Historic Sites and Buildings
Ellerslie was the birthplace of Daniel of St. Thomas Jenifer in 1723 and his home for the first four decades of his life. In 1720 his father had acquired the plantation, then known as Coates Retirement. In 1934 fire destroyed the house in which the signer was born. The existing residence on the property was built around 1740 by his older brother, Daniel Jenifer, who had inherited the estate in 1728, but Daniel of St. Thomas undoubtedly visited it and may have resided in it.
Daniel apparently constructed a two-bay cottage, which contained four rooms, two on each floor. About five decades later, he attached a two-story, three-bay section to the south of the earlier structure. This created the present rectangular, five-bay facade.
The carefully restored framehouse is in excellent condition. A pair of hipped exterior brick chimneys flank each end of the residence, whose gable roof is covered with metal. Shutters and a one-bay, gable-roofed porch, supported by slender columns, enrich the facade. A small, one-story wing, built on the main axis, adjoins the house on the north. A similar structure once stood at the south end, but it was removed long ago.
On the first floor, the kitchen and dining room are north of the center hall. Two large parlors, connected by double doors, are to the south. Four bedrooms occupy the second floor.

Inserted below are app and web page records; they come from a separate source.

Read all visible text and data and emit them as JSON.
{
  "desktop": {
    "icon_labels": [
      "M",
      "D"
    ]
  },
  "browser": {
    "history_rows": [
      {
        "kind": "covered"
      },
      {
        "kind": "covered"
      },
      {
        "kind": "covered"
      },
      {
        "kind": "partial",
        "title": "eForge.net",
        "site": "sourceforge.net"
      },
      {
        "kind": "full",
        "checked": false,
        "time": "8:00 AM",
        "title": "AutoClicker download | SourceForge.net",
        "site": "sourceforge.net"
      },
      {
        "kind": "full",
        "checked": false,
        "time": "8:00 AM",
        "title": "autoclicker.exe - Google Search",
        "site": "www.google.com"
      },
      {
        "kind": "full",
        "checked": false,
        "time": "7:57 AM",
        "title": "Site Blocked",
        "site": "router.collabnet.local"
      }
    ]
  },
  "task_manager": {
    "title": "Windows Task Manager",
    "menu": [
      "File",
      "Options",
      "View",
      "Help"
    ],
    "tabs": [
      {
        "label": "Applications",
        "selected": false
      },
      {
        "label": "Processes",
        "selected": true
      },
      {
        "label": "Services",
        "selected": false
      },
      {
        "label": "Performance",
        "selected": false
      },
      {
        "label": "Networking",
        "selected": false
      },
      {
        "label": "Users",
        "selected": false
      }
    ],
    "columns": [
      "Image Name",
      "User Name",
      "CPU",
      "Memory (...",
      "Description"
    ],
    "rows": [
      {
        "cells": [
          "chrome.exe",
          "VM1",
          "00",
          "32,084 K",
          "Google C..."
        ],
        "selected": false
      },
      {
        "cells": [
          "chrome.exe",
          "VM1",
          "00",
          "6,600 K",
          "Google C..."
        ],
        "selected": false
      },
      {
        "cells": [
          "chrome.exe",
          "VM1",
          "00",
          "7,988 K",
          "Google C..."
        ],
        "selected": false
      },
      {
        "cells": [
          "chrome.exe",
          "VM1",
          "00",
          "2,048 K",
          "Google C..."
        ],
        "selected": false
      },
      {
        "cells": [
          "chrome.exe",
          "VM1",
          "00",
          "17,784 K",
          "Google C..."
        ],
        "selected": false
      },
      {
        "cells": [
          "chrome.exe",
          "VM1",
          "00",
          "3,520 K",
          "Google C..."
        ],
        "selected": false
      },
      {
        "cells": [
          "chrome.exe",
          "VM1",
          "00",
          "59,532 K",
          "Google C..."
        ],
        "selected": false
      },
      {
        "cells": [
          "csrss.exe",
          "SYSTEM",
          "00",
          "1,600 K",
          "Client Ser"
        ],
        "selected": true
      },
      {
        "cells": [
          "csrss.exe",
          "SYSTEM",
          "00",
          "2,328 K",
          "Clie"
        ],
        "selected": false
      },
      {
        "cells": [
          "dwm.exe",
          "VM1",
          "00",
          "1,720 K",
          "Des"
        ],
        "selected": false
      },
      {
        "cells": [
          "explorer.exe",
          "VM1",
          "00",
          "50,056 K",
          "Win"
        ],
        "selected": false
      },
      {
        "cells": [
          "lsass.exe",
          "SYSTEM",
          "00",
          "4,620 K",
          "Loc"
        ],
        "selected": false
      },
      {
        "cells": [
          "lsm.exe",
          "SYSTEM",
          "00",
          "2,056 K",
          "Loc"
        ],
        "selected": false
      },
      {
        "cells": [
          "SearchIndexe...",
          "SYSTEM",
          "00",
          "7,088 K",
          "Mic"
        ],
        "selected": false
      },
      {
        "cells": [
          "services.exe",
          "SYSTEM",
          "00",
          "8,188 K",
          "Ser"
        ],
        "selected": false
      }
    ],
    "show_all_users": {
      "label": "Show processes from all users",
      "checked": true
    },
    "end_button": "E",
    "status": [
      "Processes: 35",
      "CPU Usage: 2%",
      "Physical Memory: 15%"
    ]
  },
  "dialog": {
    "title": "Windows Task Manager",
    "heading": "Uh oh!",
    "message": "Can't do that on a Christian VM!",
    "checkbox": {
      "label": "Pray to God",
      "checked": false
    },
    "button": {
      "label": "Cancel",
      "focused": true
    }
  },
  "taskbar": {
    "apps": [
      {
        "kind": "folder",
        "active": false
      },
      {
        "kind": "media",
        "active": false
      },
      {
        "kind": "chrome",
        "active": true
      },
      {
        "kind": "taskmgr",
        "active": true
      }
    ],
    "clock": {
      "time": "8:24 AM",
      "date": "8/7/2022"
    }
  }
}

After his death at Annapolis in 1790, Daniel of St. Thomas Jenifer was buried at Ellerslie. A private residence today, it is not open to the public.
Last Updated: 29-Jul-2004